Assignment: Send back the records in full, character for character.

Records for this task:
== Segment start ==

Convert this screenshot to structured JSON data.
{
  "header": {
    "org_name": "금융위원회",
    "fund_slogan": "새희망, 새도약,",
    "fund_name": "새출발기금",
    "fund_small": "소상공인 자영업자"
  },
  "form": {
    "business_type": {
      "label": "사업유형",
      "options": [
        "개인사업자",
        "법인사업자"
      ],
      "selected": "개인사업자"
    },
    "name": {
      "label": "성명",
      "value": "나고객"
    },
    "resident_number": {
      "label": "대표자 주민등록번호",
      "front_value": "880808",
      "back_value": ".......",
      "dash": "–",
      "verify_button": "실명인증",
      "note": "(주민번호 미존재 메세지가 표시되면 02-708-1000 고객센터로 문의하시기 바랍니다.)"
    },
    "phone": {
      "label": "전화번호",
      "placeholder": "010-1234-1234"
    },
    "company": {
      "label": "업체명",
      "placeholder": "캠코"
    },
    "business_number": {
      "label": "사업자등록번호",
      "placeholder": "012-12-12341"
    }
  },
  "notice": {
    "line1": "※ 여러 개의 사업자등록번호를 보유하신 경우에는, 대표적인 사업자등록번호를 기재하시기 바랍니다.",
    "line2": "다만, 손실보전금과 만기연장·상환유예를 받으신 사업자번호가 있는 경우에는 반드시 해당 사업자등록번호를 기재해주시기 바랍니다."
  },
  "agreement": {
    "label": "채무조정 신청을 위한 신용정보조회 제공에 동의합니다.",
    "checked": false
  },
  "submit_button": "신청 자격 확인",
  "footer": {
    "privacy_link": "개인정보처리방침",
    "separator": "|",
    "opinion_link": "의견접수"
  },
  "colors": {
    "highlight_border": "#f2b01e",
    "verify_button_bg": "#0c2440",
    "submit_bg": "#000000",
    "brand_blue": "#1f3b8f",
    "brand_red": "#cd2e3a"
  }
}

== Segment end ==

Solved exercise:
Convert this screenshot to structured JSON data.
{
  "header": {
    "org_name": "금융위원회",
    "fund_slogan": "새희망, 새도약,",
    "fund_name": "새출발기금",
    "fund_small": "소상공인 자영업자"
  },
  "form": {
    "business_type": {
      "label": "사업유형",
      "options": [
        "개인사업자",
        "법인사업자"
      ],
      "selected": "개인사업자"
    },
    "name": {
      "label": "성명",
      "value": "나고객"
    },
    "resident_number": {
      "label": "대표자 주민등록번호",
      "front_value": "880808",
      "back_value": ".......",
      "dash": "–",
      "verify_button": "실명인증",
      "note": "(주민번호 미존재 메세지가 표시되면 02-708-1000 고객센터로 문의하시기 바랍니다.)"
    },
    "phone": {
      "label": "전화번호",
      "placeholder": "010-1234-1234"
    },
    "company": {
      "label": "업체명",
      "placeholder": "캠코"
    },
    "business_number": {
      "label": "사업자등록번호",
      "placeholder": "012-12-12341"
    }
  },
  "notice": {
    "line1": "※ 여러 개의 사업자등록번호를 보유하신 경우에는, 대표적인 사업자등록번호를 기재하시기 바랍니다.",
    "line2": "다만, 손실보전금과 만기연장·상환유예를 받으신 사업자번호가 있는 경우에는 반드시 해당 사업자등록번호를 기재해주시기 바랍니다."
  },
  "agreement": {
    "label": "채무조정 신청을 위한 신용정보조회 제공에 동의합니다.",
    "checked": false
  },
  "submit_button": "신청 자격 확인",
  "footer": {
    "privacy_link": "개인정보처리방침",
    "separator": "|",
    "opinion_link": "의견접수"
  },
  "colors": {
    "highlight_border": "#f2b01e",
    "verify_button_bg": "#0c2440",
    "submit_bg": "#000000",
    "brand_blue": "#1f3b8f",
    "brand_red": "#cd2e3a"
  }
}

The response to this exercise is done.